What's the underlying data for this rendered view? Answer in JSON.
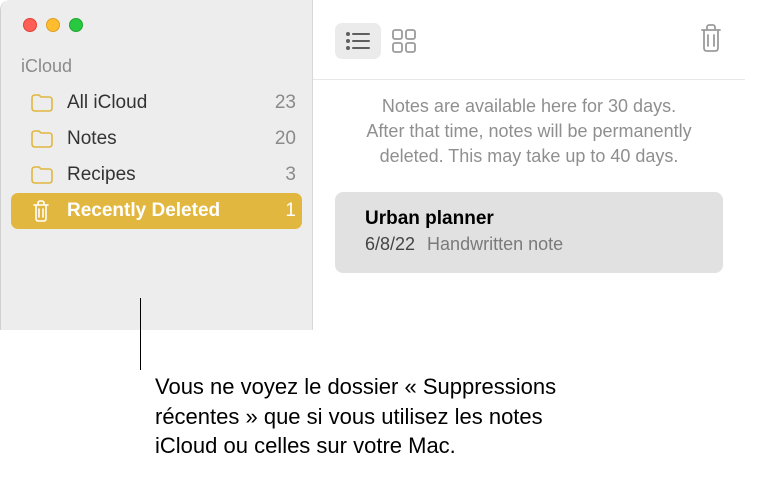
{
  "sidebar": {
    "sectionLabel": "iCloud",
    "items": [
      {
        "label": "All iCloud",
        "count": "23"
      },
      {
        "label": "Notes",
        "count": "20"
      },
      {
        "label": "Recipes",
        "count": "3"
      },
      {
        "label": "Recently Deleted",
        "count": "1"
      }
    ]
  },
  "info": {
    "line1": "Notes are available here for 30 days.",
    "line2": "After that time, notes will be permanently",
    "line3": "deleted. This may take up to 40 days."
  },
  "note": {
    "title": "Urban planner",
    "date": "6/8/22",
    "subtitle": "Handwritten note"
  },
  "callout": "Vous ne voyez le dossier « Suppressions récentes » que si vous utilisez les notes iCloud ou celles sur votre Mac."
}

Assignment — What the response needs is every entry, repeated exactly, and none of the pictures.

Exercise response —
What's the underlying data for this rendered view? Answer in JSON.
{
  "sidebar": {
    "sectionLabel": "iCloud",
    "items": [
      {
        "label": "All iCloud",
        "count": "23"
      },
      {
        "label": "Notes",
        "count": "20"
      },
      {
        "label": "Recipes",
        "count": "3"
      },
      {
        "label": "Recently Deleted",
        "count": "1"
      }
    ]
  },
  "info": {
    "line1": "Notes are available here for 30 days.",
    "line2": "After that time, notes will be permanently",
    "line3": "deleted. This may take up to 40 days."
  },
  "note": {
    "title": "Urban planner",
    "date": "6/8/22",
    "subtitle": "Handwritten note"
  },
  "callout": "Vous ne voyez le dossier « Suppressions récentes » que si vous utilisez les notes iCloud ou celles sur votre Mac."
}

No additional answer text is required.